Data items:
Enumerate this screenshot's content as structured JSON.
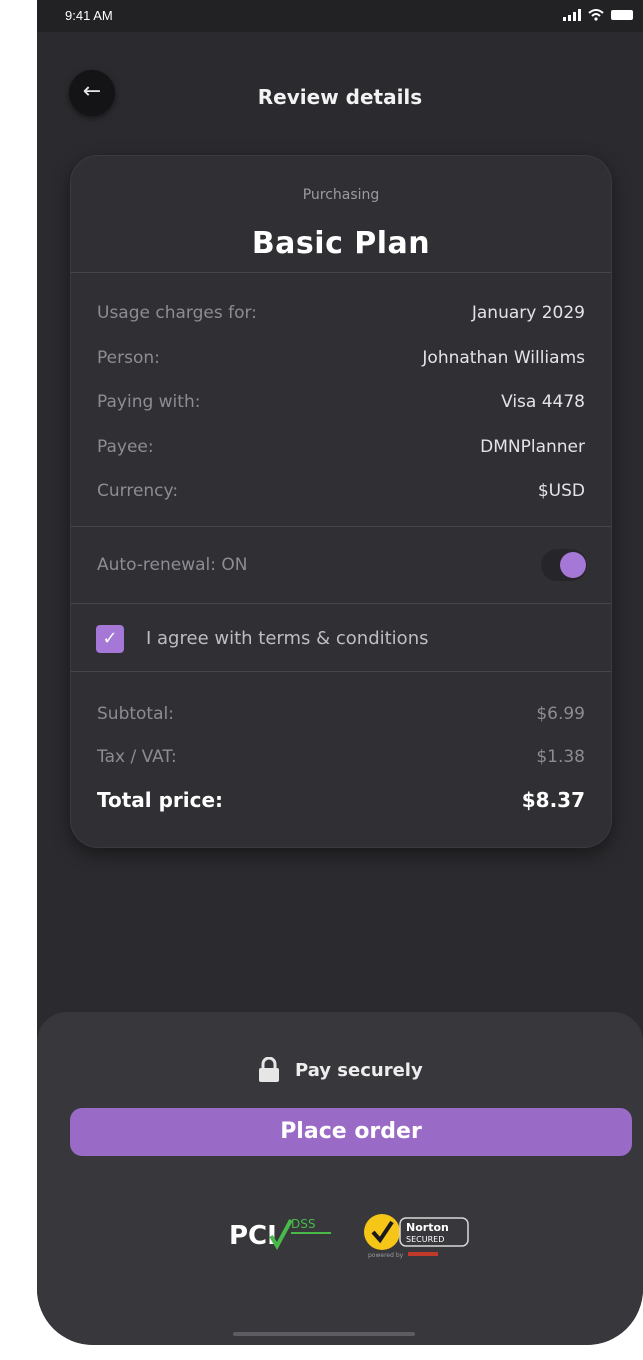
{
  "status_bar": {
    "time": "9:41 AM"
  },
  "header": {
    "title": "Review details",
    "back_icon": "arrow-left-icon"
  },
  "summary": {
    "purchasing_label": "Purchasing",
    "plan_name": "Basic Plan",
    "details": [
      {
        "label": "Usage charges for:",
        "value": "January 2029"
      },
      {
        "label": "Person:",
        "value": "Johnathan Williams"
      },
      {
        "label": "Paying with:",
        "value": "Visa 4478"
      },
      {
        "label": "Payee:",
        "value": "DMNPlanner"
      },
      {
        "label": "Currency:",
        "value": "$USD"
      }
    ],
    "auto_renewal_label": "Auto-renewal: ON",
    "auto_renewal_on": true,
    "terms_label": "I agree with terms & conditions",
    "terms_checked": true,
    "subtotal": {
      "label": "Subtotal:",
      "value": "$6.99"
    },
    "tax": {
      "label": "Tax / VAT:",
      "value": "$1.38"
    },
    "total": {
      "label": "Total price:",
      "value": "$8.37"
    }
  },
  "footer": {
    "pay_securely_label": "Pay securely",
    "place_order_label": "Place order",
    "badges": {
      "pci": {
        "main": "PCI",
        "sub": "DSS"
      },
      "norton": {
        "main": "Norton",
        "sub": "SECURED",
        "powered_by": "powered by"
      }
    }
  },
  "colors": {
    "accent": "#a577d6",
    "button": "#9a6bc6",
    "background": "#2b2b2f",
    "card": "#2f2f34"
  }
}
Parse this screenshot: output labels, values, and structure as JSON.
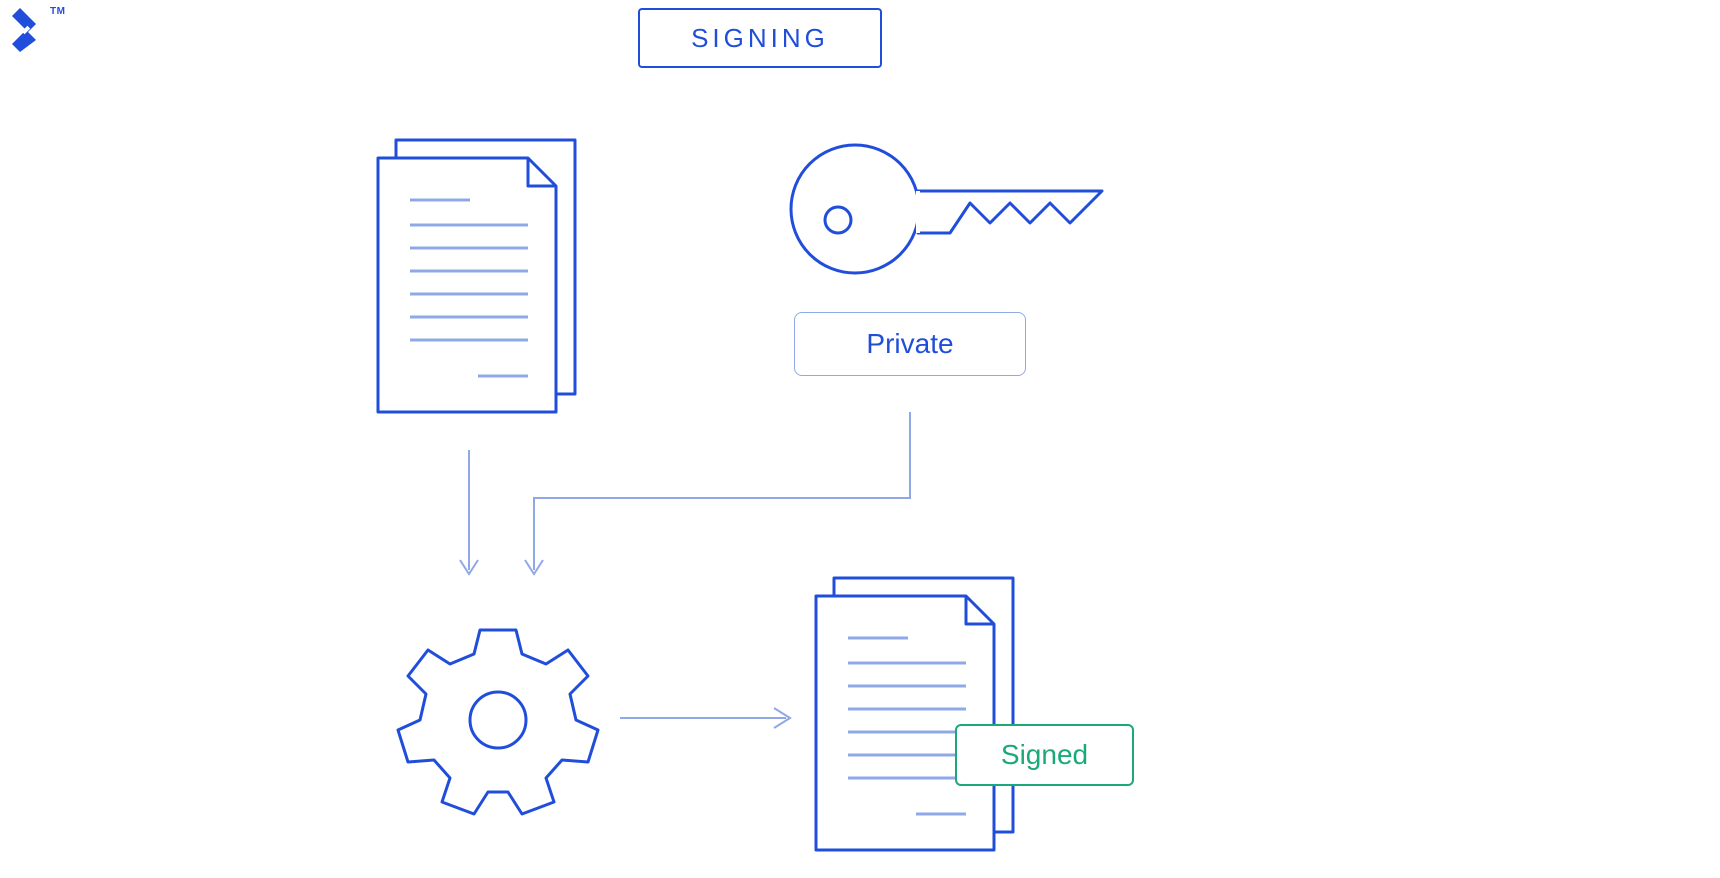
{
  "brand": {
    "trademark": "TM"
  },
  "title": "SIGNING",
  "key_label": "Private",
  "output_label": "Signed",
  "colors": {
    "primary": "#204EDB",
    "primary_light": "#8FA9E8",
    "success": "#1AA97B"
  },
  "nodes": {
    "input_document": "document-stack-icon",
    "private_key": "key-icon",
    "process": "gear-icon",
    "output_document": "document-stack-icon"
  },
  "flow": [
    {
      "from": "input_document",
      "to": "process"
    },
    {
      "from": "private_key",
      "to": "process"
    },
    {
      "from": "process",
      "to": "output_document"
    }
  ]
}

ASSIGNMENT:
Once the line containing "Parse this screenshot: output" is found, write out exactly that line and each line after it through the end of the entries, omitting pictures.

EXERCISE RESPONSE:
Parse this screenshot: output labels, values, and structure as JSON.
{
  "brand": {
    "trademark": "TM"
  },
  "title": "SIGNING",
  "key_label": "Private",
  "output_label": "Signed",
  "colors": {
    "primary": "#204EDB",
    "primary_light": "#8FA9E8",
    "success": "#1AA97B"
  },
  "nodes": {
    "input_document": "document-stack-icon",
    "private_key": "key-icon",
    "process": "gear-icon",
    "output_document": "document-stack-icon"
  },
  "flow": [
    {
      "from": "input_document",
      "to": "process"
    },
    {
      "from": "private_key",
      "to": "process"
    },
    {
      "from": "process",
      "to": "output_document"
    }
  ]
}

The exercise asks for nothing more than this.